◆ Problem requirements:
In the records that follow, how many lines contain the word "eyebrow"? Give only that figure.

Entries from a dataset of interfaces:
- - - - -

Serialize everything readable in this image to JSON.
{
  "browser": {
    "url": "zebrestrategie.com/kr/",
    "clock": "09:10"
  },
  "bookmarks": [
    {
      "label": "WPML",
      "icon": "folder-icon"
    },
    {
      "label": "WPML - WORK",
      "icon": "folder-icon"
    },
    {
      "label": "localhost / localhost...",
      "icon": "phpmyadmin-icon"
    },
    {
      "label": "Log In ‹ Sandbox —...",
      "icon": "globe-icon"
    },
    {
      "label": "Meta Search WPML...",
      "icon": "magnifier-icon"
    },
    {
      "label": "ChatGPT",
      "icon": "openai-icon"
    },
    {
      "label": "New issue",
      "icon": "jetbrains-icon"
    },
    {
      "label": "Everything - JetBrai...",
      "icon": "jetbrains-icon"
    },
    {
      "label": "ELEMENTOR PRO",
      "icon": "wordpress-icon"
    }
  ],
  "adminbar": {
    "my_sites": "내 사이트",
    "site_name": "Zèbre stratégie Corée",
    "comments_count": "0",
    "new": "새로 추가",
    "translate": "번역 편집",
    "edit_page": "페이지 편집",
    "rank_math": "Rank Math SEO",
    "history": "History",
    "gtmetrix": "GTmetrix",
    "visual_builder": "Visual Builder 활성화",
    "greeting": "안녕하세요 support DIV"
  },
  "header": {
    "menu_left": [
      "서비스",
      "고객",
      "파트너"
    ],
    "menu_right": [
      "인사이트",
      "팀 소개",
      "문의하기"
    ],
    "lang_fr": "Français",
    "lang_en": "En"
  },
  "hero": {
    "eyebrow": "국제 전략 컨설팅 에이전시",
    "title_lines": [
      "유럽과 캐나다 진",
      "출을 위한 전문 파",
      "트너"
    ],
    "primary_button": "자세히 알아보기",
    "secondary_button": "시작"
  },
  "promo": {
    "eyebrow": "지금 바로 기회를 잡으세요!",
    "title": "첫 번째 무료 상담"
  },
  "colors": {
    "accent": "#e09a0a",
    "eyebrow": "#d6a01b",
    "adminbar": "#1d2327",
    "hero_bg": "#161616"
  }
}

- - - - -

◆ Response to the exercise:
3